When you cannot express it in numbers, your knowledge is of a meagre and unsatisfactory kind.
- Kelvin’s Dictum
Yes, and when you can express it in numbers your knowledge is of a meagre and unsatisfactory kind.
- Frank Knight
Radical quantification is a technique for dramatically simplifying complex problems with no obvious angle of attack. It works by picking just one quantity that illuminates the essence of the problem (or at least gives you a good running start). In a sense it’s a form of dimensionality reduction– like doing principal component analysis and then looking only at the first component.

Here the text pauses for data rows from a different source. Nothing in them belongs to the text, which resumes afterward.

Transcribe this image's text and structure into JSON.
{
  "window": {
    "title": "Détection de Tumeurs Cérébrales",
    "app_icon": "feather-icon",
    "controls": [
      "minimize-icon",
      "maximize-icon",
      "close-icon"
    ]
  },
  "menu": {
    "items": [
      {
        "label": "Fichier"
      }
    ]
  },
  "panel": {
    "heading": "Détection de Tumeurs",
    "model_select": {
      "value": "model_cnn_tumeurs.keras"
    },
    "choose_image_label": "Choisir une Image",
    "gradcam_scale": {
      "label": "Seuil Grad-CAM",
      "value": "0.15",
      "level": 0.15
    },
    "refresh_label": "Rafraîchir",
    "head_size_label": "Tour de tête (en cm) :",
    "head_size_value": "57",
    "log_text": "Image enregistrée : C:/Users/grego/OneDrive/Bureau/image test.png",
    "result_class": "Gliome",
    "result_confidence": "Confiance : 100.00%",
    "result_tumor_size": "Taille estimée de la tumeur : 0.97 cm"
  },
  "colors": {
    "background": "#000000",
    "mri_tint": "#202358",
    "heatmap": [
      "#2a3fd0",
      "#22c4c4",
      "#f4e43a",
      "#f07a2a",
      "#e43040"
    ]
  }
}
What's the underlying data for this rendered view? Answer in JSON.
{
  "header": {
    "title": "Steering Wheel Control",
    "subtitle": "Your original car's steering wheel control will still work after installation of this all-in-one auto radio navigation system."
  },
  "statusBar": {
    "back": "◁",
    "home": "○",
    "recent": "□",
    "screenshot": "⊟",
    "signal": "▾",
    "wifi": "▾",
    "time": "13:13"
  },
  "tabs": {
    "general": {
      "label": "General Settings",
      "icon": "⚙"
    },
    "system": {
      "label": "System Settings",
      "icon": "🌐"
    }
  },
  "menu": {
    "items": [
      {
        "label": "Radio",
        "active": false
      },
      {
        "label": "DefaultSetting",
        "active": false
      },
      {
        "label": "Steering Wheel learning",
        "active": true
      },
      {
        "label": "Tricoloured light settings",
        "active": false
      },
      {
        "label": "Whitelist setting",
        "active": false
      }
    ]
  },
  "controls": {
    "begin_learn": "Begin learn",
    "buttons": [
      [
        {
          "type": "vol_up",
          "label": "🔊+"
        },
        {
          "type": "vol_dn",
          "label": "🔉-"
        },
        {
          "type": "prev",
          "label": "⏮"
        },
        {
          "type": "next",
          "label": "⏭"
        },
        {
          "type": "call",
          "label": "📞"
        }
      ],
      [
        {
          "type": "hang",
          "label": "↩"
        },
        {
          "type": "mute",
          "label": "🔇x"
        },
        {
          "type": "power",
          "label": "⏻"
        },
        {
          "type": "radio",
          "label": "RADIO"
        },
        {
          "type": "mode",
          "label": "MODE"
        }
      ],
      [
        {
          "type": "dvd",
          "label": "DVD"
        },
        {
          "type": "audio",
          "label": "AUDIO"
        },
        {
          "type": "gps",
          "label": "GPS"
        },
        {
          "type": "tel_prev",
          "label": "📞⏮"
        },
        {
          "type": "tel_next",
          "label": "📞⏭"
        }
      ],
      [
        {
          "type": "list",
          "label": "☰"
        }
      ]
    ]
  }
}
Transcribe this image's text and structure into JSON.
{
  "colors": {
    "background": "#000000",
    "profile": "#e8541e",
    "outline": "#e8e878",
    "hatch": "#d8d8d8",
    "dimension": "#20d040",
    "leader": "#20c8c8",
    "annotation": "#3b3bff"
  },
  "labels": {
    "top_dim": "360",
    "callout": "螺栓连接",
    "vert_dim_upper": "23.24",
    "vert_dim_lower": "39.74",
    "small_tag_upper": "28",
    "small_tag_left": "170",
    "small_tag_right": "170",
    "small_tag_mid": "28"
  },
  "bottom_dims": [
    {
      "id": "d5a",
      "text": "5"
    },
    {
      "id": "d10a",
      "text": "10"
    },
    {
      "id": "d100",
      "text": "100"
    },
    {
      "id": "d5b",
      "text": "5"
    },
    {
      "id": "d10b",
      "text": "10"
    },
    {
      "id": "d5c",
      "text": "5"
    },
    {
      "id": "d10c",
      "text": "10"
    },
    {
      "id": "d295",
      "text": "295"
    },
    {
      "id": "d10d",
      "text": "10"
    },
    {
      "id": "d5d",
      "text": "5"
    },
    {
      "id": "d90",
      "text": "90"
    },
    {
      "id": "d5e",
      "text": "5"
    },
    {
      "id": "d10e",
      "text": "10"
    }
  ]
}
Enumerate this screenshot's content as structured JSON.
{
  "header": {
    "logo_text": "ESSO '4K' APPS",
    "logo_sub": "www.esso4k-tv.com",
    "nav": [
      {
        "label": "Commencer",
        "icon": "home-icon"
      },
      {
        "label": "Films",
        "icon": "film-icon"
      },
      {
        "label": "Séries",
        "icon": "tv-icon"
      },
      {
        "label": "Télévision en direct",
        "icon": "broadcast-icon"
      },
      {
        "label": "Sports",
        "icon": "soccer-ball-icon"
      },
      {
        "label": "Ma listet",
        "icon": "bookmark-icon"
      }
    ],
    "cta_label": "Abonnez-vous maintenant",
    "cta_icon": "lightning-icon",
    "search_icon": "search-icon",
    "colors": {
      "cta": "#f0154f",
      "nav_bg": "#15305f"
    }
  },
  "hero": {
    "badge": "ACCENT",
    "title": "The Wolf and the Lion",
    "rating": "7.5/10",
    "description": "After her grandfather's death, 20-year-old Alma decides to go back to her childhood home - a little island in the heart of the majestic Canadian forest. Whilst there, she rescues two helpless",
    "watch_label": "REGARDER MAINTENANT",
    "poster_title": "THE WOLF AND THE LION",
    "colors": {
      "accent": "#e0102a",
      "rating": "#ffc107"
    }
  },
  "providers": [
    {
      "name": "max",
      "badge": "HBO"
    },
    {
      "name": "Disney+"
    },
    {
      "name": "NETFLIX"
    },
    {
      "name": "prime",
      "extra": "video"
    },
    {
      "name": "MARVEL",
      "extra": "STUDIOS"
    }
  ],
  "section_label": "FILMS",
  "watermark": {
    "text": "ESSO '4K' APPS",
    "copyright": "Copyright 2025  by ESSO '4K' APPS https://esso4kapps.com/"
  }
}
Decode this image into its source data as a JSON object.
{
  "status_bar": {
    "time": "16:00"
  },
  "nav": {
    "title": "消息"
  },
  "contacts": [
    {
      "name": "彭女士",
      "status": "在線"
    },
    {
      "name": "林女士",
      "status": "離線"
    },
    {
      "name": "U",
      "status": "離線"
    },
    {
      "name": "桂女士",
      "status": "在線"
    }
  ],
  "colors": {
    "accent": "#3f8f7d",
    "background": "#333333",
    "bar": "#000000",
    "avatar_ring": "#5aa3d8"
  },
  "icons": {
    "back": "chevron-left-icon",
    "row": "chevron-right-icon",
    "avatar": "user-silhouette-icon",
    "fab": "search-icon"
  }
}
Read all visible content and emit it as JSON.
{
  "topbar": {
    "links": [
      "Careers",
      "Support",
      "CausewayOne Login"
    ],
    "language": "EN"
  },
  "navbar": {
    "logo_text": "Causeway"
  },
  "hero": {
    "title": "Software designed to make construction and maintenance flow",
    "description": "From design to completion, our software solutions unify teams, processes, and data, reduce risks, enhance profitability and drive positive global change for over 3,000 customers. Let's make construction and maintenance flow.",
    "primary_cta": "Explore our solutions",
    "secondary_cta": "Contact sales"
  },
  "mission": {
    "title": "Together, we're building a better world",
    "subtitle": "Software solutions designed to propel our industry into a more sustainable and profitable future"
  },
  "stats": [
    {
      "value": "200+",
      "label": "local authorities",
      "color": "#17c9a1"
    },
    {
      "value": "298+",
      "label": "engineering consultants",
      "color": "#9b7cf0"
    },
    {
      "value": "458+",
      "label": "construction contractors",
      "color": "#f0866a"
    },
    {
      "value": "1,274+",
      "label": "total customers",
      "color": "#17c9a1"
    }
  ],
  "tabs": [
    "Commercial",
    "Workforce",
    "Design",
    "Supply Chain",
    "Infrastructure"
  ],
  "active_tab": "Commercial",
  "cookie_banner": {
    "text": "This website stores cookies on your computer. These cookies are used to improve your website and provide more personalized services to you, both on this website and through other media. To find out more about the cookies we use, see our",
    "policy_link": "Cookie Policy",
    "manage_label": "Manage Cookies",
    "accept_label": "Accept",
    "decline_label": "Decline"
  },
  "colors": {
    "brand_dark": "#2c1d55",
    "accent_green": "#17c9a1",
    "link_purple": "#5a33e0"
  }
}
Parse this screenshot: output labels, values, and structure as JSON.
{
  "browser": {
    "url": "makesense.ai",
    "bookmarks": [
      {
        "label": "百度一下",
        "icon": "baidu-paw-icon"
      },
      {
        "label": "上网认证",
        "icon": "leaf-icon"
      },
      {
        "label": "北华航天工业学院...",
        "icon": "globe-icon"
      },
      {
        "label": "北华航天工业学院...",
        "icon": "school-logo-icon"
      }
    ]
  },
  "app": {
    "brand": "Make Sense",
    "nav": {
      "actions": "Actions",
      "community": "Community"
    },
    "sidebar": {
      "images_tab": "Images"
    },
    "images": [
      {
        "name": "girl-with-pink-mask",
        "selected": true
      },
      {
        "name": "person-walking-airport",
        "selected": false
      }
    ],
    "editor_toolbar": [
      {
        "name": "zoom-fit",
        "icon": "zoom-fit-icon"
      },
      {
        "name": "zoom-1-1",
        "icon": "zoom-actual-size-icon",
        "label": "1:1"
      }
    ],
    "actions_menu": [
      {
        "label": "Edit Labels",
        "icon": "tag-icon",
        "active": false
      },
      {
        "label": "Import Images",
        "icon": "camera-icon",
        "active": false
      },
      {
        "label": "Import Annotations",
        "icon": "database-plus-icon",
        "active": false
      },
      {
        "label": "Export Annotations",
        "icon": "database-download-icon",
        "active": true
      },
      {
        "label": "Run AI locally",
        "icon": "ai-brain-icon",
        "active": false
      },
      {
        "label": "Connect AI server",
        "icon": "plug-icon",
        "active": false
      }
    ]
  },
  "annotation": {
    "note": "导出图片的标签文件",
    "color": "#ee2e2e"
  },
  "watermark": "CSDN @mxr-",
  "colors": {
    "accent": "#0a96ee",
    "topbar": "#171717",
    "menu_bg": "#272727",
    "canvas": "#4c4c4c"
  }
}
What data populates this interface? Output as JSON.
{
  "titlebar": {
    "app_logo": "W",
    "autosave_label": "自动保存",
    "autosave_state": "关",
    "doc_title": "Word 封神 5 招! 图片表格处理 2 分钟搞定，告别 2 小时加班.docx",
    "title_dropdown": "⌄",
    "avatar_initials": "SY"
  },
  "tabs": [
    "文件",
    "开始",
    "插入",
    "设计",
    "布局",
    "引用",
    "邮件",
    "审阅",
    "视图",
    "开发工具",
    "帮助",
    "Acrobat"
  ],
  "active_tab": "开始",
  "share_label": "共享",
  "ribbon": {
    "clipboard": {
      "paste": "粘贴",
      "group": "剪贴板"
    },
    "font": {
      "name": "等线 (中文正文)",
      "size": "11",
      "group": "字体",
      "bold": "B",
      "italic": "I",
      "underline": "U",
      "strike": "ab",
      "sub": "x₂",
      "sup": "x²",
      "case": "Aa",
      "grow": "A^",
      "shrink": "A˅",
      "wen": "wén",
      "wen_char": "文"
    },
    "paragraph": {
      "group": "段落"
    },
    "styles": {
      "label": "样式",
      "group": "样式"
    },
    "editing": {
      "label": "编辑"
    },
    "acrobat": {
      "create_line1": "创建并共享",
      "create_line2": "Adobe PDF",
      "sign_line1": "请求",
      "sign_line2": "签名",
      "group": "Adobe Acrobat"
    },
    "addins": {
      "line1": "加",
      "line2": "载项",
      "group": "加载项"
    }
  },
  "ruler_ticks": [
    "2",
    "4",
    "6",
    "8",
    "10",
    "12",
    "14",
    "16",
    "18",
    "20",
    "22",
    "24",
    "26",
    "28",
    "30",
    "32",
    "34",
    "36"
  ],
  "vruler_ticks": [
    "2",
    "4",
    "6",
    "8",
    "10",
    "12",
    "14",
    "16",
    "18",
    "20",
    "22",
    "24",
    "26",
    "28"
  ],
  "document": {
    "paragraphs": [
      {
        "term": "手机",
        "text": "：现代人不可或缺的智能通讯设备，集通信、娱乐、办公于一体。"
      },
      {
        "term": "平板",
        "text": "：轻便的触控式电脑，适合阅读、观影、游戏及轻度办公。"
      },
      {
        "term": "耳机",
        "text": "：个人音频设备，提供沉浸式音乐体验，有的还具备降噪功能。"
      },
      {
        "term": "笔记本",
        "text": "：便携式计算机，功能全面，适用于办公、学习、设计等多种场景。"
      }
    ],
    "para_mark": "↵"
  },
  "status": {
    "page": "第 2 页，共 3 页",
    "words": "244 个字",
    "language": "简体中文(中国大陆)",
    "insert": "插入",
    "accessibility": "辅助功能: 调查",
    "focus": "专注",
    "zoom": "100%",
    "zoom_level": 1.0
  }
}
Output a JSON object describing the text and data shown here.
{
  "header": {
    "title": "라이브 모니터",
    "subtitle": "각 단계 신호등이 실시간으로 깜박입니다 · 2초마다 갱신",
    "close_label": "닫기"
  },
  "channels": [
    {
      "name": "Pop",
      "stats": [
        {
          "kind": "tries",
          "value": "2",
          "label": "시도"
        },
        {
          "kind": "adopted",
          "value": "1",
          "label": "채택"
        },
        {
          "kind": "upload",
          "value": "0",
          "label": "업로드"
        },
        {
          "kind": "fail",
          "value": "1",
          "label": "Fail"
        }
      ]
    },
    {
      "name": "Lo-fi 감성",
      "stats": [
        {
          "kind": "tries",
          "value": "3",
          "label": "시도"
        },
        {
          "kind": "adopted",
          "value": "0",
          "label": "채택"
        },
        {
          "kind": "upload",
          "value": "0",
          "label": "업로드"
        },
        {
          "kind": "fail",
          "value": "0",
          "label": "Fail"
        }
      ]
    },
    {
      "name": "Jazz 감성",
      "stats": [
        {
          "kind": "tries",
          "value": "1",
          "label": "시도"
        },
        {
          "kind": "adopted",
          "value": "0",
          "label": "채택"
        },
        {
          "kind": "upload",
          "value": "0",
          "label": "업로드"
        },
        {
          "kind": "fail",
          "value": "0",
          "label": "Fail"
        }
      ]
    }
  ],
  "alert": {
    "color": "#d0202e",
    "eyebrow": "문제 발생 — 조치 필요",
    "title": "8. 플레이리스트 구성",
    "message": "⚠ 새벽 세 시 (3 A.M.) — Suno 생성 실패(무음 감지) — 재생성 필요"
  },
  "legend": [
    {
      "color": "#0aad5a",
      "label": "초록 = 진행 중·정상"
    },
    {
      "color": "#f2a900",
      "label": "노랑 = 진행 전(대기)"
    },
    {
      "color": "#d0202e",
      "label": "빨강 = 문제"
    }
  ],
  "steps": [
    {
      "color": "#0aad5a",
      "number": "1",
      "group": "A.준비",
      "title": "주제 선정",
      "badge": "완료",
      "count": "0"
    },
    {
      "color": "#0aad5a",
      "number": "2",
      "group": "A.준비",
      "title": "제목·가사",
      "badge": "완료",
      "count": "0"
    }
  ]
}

To this day my first encounter with this technique is the most brilliant use of it I’ve ever seen– it’s William Nordhaus’s 1996 paper Do real-output and real-wage measures capture reality? The history of lighting suggests not (Nordhaus went on to win the Nobel Prize in economics in 2018 for his work on climate change). In the paper he attempts to answer this question: how much richer is an average American in 1992 than an average American in 1800? He explains why it’s an incredibly difficult problem:
The estimates of real income are only as good as the price indexes are accurate. During periods of major technological change, the construction of accurate price indexes that capture the impact of new technologies on living standards is beyond the practical capability of official statistical agencies.
His solution? Reduce the problem to one dimension: how many hours of work did it take to produce one lux of light? Light is an especially clever metric because the technology has been with us for half a million years, has always been in demand, and has continually tracked technological advancement. Nordhaus then goes on to do incredible detective work to determine the cost of light over time; the whole paper is worth reading, but here is the conclusion:
In terms of living standards, the conventional growth in real wages has been by a factor of 13 over the 1800-1992 period. For the low-bias case, real wages have grown by a factor of 40, while in the high-bias case real wages have grown by a factor of 190.
A more recent example of radical quantification: How Superhuman Built an Engine to Find Product/Market Fit. In this post Rahul Vohra, Superhuman’s CEO, explains his methodology for measuring product/market fit, and running his whole company to maximize this metric. This use of radical quantification is incredible because conventional wisdom is that product/market fit is a qualitative endeavor. It also reminds me of How to Measure Anything: Finding the Value of Intangibles in Business.
Another example use of radical quantification to answer a qualitative question: “how important will self-driving cars be as a technology?” There is of course no way to know, but in Artificial intelligence and the modern productivity paradox: a clash of expectations and statistics Brynjolfsson et al get a handle on it by comparing the reduction in automotive jobs to the total number of jobs in America:
According to the US Bureau of Labor Statistics, in 2016 there were 3.5 million people working in private industry as “motor vehicle operators” of one sort or another (this includes truck drivers, taxi drivers, bus drivers, and other similar occupations). Suppose autonomous vehicles were to reduce, over some period, the number of drivers necessary to do the current workload to 1.5 million. We do not think this is a far-fetched scenario given the potential of the technology. Total nonfarm private employment in mid-2016 was 122 million. Therefore, autonomous vehicles would reduce the number of workers necessary to achieve the same output to 120 million. This would result in aggregate labor productivity (calculated using the standard BLS nonfarm private series) increasing by 1.7 percent (= 122/120). Supposing this transition occurred over 10 years, this single technology would provide a direct boost of 0.17 percent to annual productivity growth over that decade.
Discretizing a continuous quantity
One interesting variation of this approach is to take a continuous quantity and discretize it. Paul Graham does this in Life is Short to get a visceral sense of how short life really is:
Having kids showed me how to convert a continuous quantity, time, into discrete quantities. You only get 52 weekends with your 2 year old. If Christmas-as-magic lasts from say ages 3 to 10, you only get to watch your child experience it 8 times. And while it’s impossible to say what is a lot or a little of a continuous quantity like time, 8 is not a lot of something. If you had a handful of 8 peanuts, or a shelf of 8 books to choose from, the quantity would definitely seem limited, no matter what your lifespan was.
Tim Urban does something very similar in Your Life in Weeks. He creates a life calendar (which you can buy) where each row has 52 columns (weeks), and there are a total of 90 rows (about the average life expectancy). Looking at the calendar gives you a visceral sense of how long your life really is.
A different example of discretizing a continuous quantity is the idea of an inferential step by Eliezer Yudkowsky. Consider the question of “how much more knowledge does Alice have over Bob?” This is a vague and difficult question; to answer it you have to figure out what exactly knowledge is and how to quantity it. But an inferential step is a specific concept or an abstraction that Alice can explain to Bob. And it’s much easier to count the number of inferential steps than to measure knowledge.
This post is part of the Creative Library– a series of clever techniques that simplify solving complex problems.